Transcription/Markup : Salil Sen for MIA, 2009
Public Domain : Marxists Internet Archive (2009). You may freely copy, distribute, display and perform this work; as well as make derivative and commercial works. Please credit "Marxists Internet Archive" as your source.

Interviewed by our correspondent, Comrade Stalin, Chairman of the Soviet peace delegation, whom the Council of People's Commissars has called from Kursk to Moscow to report, stated the following:


The first objective of the Soviet peace delegation was to establish an armistice at the front, on the Ukrainian border. It was on these lines that our peace delegation began negotiations with the German-Ukrainian command. We have succeeded in securing a truce on the Kursk, Bryansk and Voronezh fronts. The next question is to secure a truce on the Southern Front. Thus, the conclusion of an armistice and the establishment of a demarcation line constitute, in our opinion, the first stage of the peace negotiations.


Our next objective—the opening of the peace negotiations themselves—was complicated by the fact that we had to wait a long time for the arrival of the delegation from the Central Rada. When it did at last arrive in Vorozhba, news was received of the coup d'etat and the abolition of the Small and Grand Radas in the Ukraine, which, of course, hampered the establishment of an armistice and the preliminary arrangements for determining the time and place for opening the negotiations.

For the latter purpose, we have sent a special parliamentary to Konotop, the place proposed by the Ukrainian-German command, and where its general headquarters is located. Our delegate has been given wide powers in the matter of arranging the place of negotiations.


It is difficult to say definitely what effect the coup d'etat in the Ukraine will have on the peace negotiations, since we do not know the attitude of the new Ukrainian Government towards the peace negotiations. Nothing was said on this point in Hetman Skoropadsky's manifesto. Before the coup we had a definite peace programme of the Ukrainian Rada. But what the territorial programme of the new Ukrainian Government is, we do not know.

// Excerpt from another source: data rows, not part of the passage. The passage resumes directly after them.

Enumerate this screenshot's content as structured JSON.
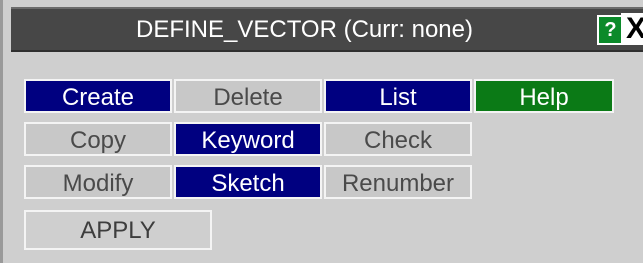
{
  "window": {
    "title": "DEFINE_VECTOR (Curr: none)",
    "help_label": "?",
    "close_label": "X"
  },
  "buttons": {
    "create": "Create",
    "delete": "Delete",
    "list": "List",
    "help": "Help",
    "copy": "Copy",
    "keyword": "Keyword",
    "check": "Check",
    "modify": "Modify",
    "sketch": "Sketch",
    "renumber": "Renumber",
    "apply": "APPLY"
  },
  "colors": {
    "active_blue": "#000080",
    "inactive_grey": "#c8c8c8",
    "help_green": "#0b7a16",
    "titlebar": "#474747"
  }
}
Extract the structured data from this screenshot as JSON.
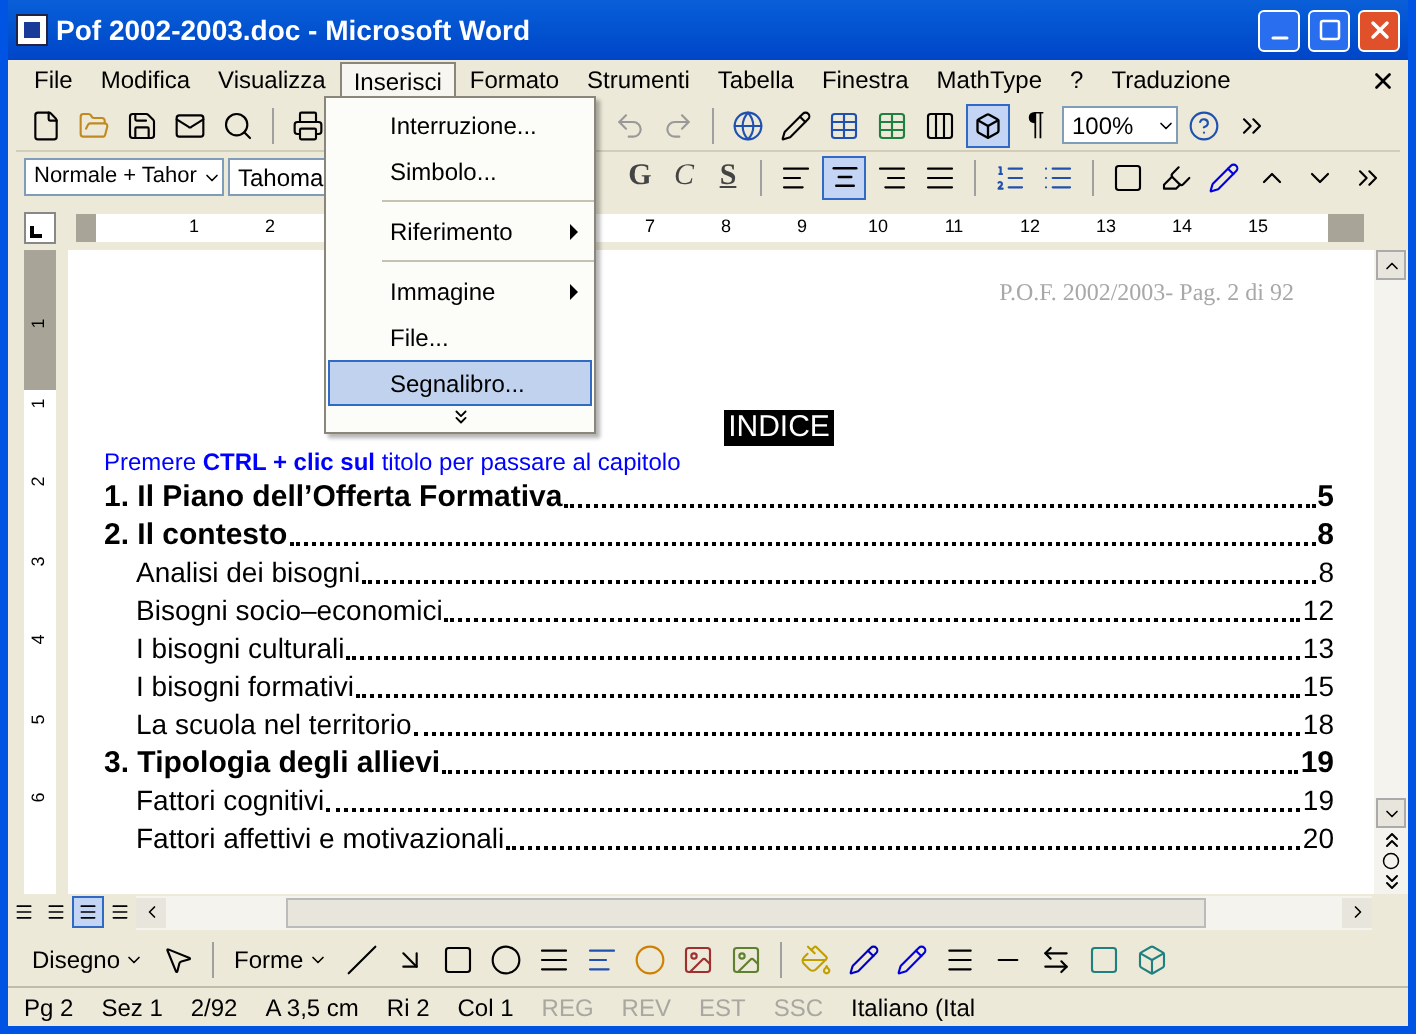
{
  "window": {
    "title": "Pof 2002-2003.doc - Microsoft Word"
  },
  "menu_bar": [
    {
      "label": "File",
      "selected": false
    },
    {
      "label": "Modifica",
      "selected": false
    },
    {
      "label": "Visualizza",
      "selected": false
    },
    {
      "label": "Inserisci",
      "selected": true
    },
    {
      "label": "Formato",
      "selected": false
    },
    {
      "label": "Strumenti",
      "selected": false
    },
    {
      "label": "Tabella",
      "selected": false
    },
    {
      "label": "Finestra",
      "selected": false
    },
    {
      "label": "MathType",
      "selected": false
    },
    {
      "label": "?",
      "selected": false
    },
    {
      "label": "Traduzione",
      "selected": false
    }
  ],
  "standard_toolbar": {
    "zoom": "100%",
    "pilcrow": "¶"
  },
  "formatting_toolbar": {
    "style": "Normale + Tahor",
    "font": "Tahoma",
    "bold": "G",
    "italic": "C",
    "underline": "S"
  },
  "insert_menu": [
    {
      "label": "Interruzione...",
      "kind": "item",
      "selected": false
    },
    {
      "label": "Simbolo...",
      "kind": "item",
      "selected": false
    },
    {
      "kind": "separator"
    },
    {
      "label": "Riferimento",
      "kind": "submenu",
      "selected": false
    },
    {
      "kind": "separator"
    },
    {
      "label": "Immagine",
      "kind": "submenu",
      "selected": false
    },
    {
      "label": "File...",
      "kind": "item",
      "selected": false
    },
    {
      "label": "Segnalibro...",
      "kind": "item",
      "selected": true
    },
    {
      "kind": "more"
    }
  ],
  "ruler": {
    "left_numbers": [
      "1",
      "2"
    ],
    "right_numbers": [
      "7",
      "8",
      "9",
      "10",
      "11",
      "12",
      "13",
      "14",
      "15"
    ],
    "vertical_numbers": [
      "1",
      "1",
      "2",
      "3",
      "4",
      "5",
      "6"
    ]
  },
  "document": {
    "header": "P.O.F. 2002/2003- Pag.  2  di  92",
    "heading": "INDICE",
    "hint": "Premere **CTRL + clic sul** titolo per passare al capitolo",
    "toc": [
      {
        "kind": "chapter",
        "text": "1. Il Piano dell’Offerta Formativa",
        "page": "5"
      },
      {
        "kind": "chapter",
        "text": "2. Il contesto",
        "page": "8"
      },
      {
        "kind": "section",
        "text": "Analisi dei bisogni",
        "page": "8"
      },
      {
        "kind": "section",
        "text": "Bisogni socio–economici",
        "page": "12"
      },
      {
        "kind": "section",
        "text": "I bisogni culturali",
        "page": "13"
      },
      {
        "kind": "section",
        "text": "I bisogni formativi",
        "page": "15"
      },
      {
        "kind": "section",
        "text": "La scuola nel territorio",
        "page": "18"
      },
      {
        "kind": "chapter",
        "text": "3. Tipologia degli allievi",
        "page": "19"
      },
      {
        "kind": "section",
        "text": "Fattori cognitivi",
        "page": "19"
      },
      {
        "kind": "section",
        "text": "Fattori affettivi e motivazionali",
        "page": "20"
      }
    ]
  },
  "view_buttons": [
    {
      "selected": false
    },
    {
      "selected": false
    },
    {
      "selected": true
    },
    {
      "selected": false
    }
  ],
  "drawing_toolbar": {
    "draw": "Disegno",
    "shapes": "Forme"
  },
  "status_bar": [
    {
      "text": "Pg 2",
      "disabled": false
    },
    {
      "text": "Sez 1",
      "disabled": false
    },
    {
      "text": "2/92",
      "disabled": false
    },
    {
      "text": "A 3,5 cm",
      "disabled": false
    },
    {
      "text": "Ri 2",
      "disabled": false
    },
    {
      "text": "Col 1",
      "disabled": false
    },
    {
      "text": "REG",
      "disabled": true
    },
    {
      "text": "REV",
      "disabled": true
    },
    {
      "text": "EST",
      "disabled": true
    },
    {
      "text": "SSC",
      "disabled": true
    },
    {
      "text": "Italiano (Ital",
      "disabled": false
    }
  ]
}
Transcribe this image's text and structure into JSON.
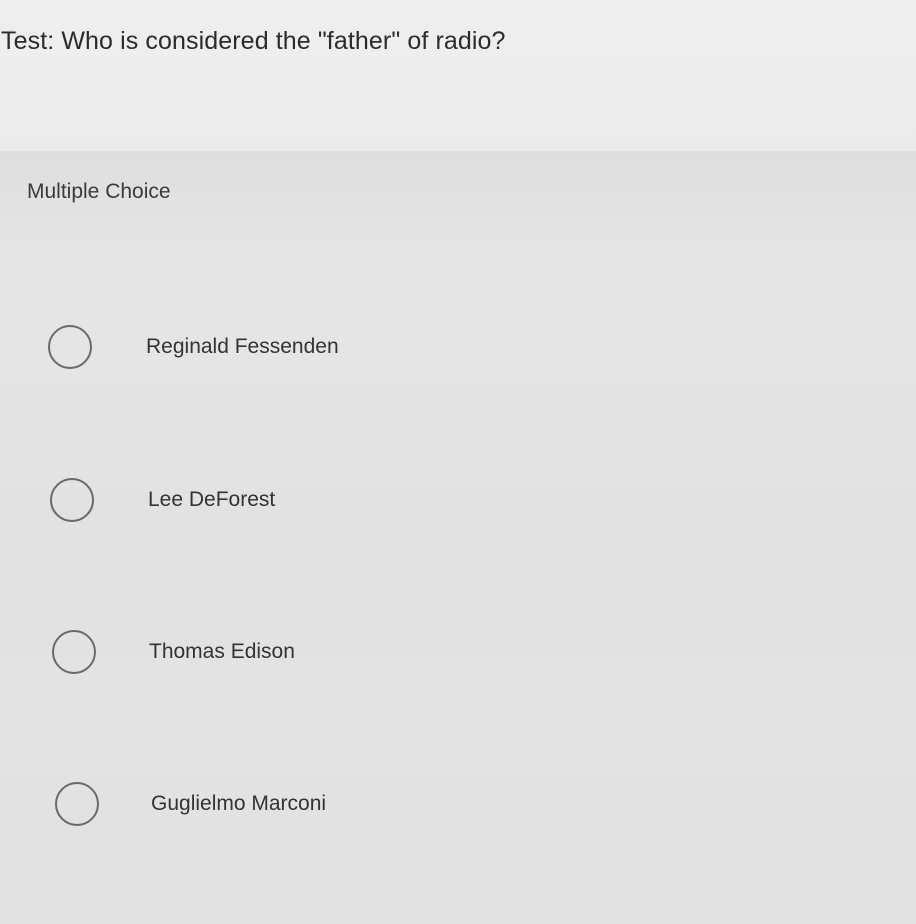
{
  "question": {
    "title": "Test: Who is considered the \"father\" of radio?"
  },
  "question_type": {
    "label": "Multiple Choice"
  },
  "choices": [
    {
      "label": "Reginald Fessenden",
      "selected": false
    },
    {
      "label": "Lee DeForest",
      "selected": false
    },
    {
      "label": "Thomas Edison",
      "selected": false
    },
    {
      "label": "Guglielmo Marconi",
      "selected": false
    }
  ]
}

In general, however, the Ukrainian coup has so far had no adverse effect on the peace negotiations. On the contrary, there is reason to believe that the coup does not preclude the possibility of peace being arranged between the Soviet Government and the Ukrainian Government. It should be observed that since the coup the vacillations and delays of the Ukrainians in respect to the preliminary arrangements for the peace negotiations have ceased.


At the end of the interview Comrade Stalin touched on the causes of the coup d'etat in the Ukraine.

In my opinion, the coup was inevitable. The reasons for it lay in the self-contradictory position of the Central Rada: on the one hand, it played with socialism; on the other, it called in foreign troops to fight the Ukrainian workers and peasants. The Central Rada made itself dependent financially and militarily on Germany, and at the same time it handed out a heap of promises to the Ukrainian workers and peasants, with whom it was soon waging determined warfare. By this last step the Ukrainian Rada placed itself in a position in which, at the critical moment of the assault of the bourgeois and landlord elements, it had nobody to rely on.

And, in fact, the Central Rada could not have remained in power long by virtue of the law of the class struggle, since in the process of a revolutionary movement only such elements can firmly establish themselves in power as are supported by one class or another. Only two possible outcomes were therefore conceivable in the Ukraine: either a dictatorship of the workers and peasants, which the Central Rada could not help to bring about owing to its petty-bourgeois nature; or a dictatorship of the bourgeois and landlord elements, to which also the Rada could not consent. It preferred a half-way position, and thereby signed its own death warrant.

Izvestia, No. 90, May 9, 1918